Labour tenants fighting for their right to acquire ancestral land have finally reached a memorandum of understanding with the department of rural development and land reform.
But they remain unconvinced that the department will follow through with the conditions set out in the memorandum, despite a Land Claims Court order that enforces the agreement. The Mwelase case, named after Bhekindlela Mwelase (68), the first land claimant in the three-year class action against the department, affects about 19?000 labour tenants, as well as the family members who live in their homes. Most of the claimants are from KwaZulu-Natal, Mpumalanga and Limpopo.
Suspicions were raised when a critical part of the agreement was amended, without first consulting the claimant’s lawyers. Initially the claimants had asked for an independent specialist — a special master — to be appointed to keep an eye on the department, present regular reports on its activities and ensure that the Labour Tenants Act (1996) was being implemented.
But, according to Thabiso Mbhense, a Legal Resources Centre attorney representing the claimants, the department approached both its clients and the Association for Rural Advancement (Afra) — a nongovernment organisation that advocates for land rights and has been assisting the labour tenants — independently. He said the department’s intent in doing so was to have the agreement changed so that the department could appoint a senior manager from within its own ranks instead.
“They invited our clients to a public speech and they negotiated with our clients on the side without telling us,” he said. According to Mbhense, the department had told him it was unwilling to accept a special master because of fears that it would result in the department’s embarrassment.
“We wanted someone that was going to monitor the implementation of the [Act]. They can’t monitor themselves. A senior person is going to be appointed, but who’s going to monitor the senior person?” he asked.

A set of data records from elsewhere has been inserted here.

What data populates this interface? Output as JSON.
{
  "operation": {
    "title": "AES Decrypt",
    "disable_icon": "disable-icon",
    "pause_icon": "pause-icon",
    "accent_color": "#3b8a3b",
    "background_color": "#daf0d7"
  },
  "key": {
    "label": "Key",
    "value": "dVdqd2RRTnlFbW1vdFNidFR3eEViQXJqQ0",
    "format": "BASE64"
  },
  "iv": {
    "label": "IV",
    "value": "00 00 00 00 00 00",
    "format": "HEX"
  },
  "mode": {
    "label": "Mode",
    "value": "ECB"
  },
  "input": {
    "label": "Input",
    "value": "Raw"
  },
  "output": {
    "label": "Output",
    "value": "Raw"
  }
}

Tom Draper, the communications officer for Afra, says that his organisation will continue to “consult with the labour tenants and are soliciting their ongoing inputs into any proposals with the department”. “The labour tenants remain understandably sceptical of the department given their failures in the past,” he added. Mbhense said that he was not “optimistic” that the department would comply with the court order. “I’ve been dealing with the department for a number of years and I know that they don’t comply.”
The Mail & Guardian reported on the case — which has dragged on for 15 years — in March. Some of the disputed land forms part of the rolling green landscape of Hilton College in KwaZulu Natal, one of the most expensive schools in the country.
Meanwhile, the claimants — the majority of whom are elderly — are demanding that their rights are implemented so that they can claim land on which they and their families have lived and worked for generations.